Cloudbursts are intense rainstorms that drop enormous amounts of water over a short period of time. Climate change is expected to make cloudbursts occur more frequently. Cities around the world are looking for better ways to cope with weather phenomena like cloudbursts.
Following a cloudburst in 2011 that flooded cellars and streets and caused more than one billion dollars in damage, officials in Copenhagen developed a plan to fortify the city against intense storms. The ‘Climate Adaptation Plan’ incorporates three levels of climate adaptation:
1) If the risk of damage is high, prevent the damage.
2) If prevention is impossible, minimize the damage.
3) Reduce the city’s vulnerability.
Meanwhile, following Hurricane Sandy in 2012 – which flooded nearly 20% of New York City’s total land mass, officials in the Big Apple decided they too needed to do something. According to the New York Times, when New York City officials learned that Copenhagen had developed a master plan to deal with storms and runoff, the two cities formed a partnership.

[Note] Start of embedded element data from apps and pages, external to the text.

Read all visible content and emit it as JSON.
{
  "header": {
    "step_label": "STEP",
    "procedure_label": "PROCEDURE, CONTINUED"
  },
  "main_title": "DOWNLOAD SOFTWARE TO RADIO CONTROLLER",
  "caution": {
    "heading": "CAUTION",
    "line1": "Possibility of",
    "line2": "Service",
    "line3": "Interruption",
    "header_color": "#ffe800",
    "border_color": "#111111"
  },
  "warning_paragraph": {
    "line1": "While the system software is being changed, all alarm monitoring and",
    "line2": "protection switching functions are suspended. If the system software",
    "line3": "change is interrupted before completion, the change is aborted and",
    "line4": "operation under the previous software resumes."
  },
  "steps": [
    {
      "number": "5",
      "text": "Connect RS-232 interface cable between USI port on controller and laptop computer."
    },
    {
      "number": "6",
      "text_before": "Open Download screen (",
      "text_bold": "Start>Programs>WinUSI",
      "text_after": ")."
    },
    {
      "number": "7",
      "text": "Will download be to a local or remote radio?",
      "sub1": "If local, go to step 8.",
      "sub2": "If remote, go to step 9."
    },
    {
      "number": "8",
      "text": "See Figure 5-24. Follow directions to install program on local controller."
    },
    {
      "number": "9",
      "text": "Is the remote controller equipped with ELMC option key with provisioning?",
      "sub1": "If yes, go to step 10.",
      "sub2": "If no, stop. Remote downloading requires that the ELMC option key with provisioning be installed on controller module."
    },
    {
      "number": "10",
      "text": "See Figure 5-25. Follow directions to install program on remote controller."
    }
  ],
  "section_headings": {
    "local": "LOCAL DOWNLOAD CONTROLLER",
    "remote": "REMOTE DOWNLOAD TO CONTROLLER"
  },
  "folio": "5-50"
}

Officials from both cities decided they needed open spaces that can absorb water or at least slow water rushing through populated areas during and after storms. Officials say adding more green space or replacing asphalt with grass can increase the sponge-like properties of a neighborhood. “Flooding by design” – designing landscapes to hold water if it cannot be absorbed into the ground – was also found to be an important way to manage stormwater runoff or sewer overflows. An example of this would be a basketball court designed like an amphitheater.
Maybe one day the Big Apple will be known as The Big Sponge.
Photo, posted October 30, 2012, courtesy of Patrick McFall via Flickr.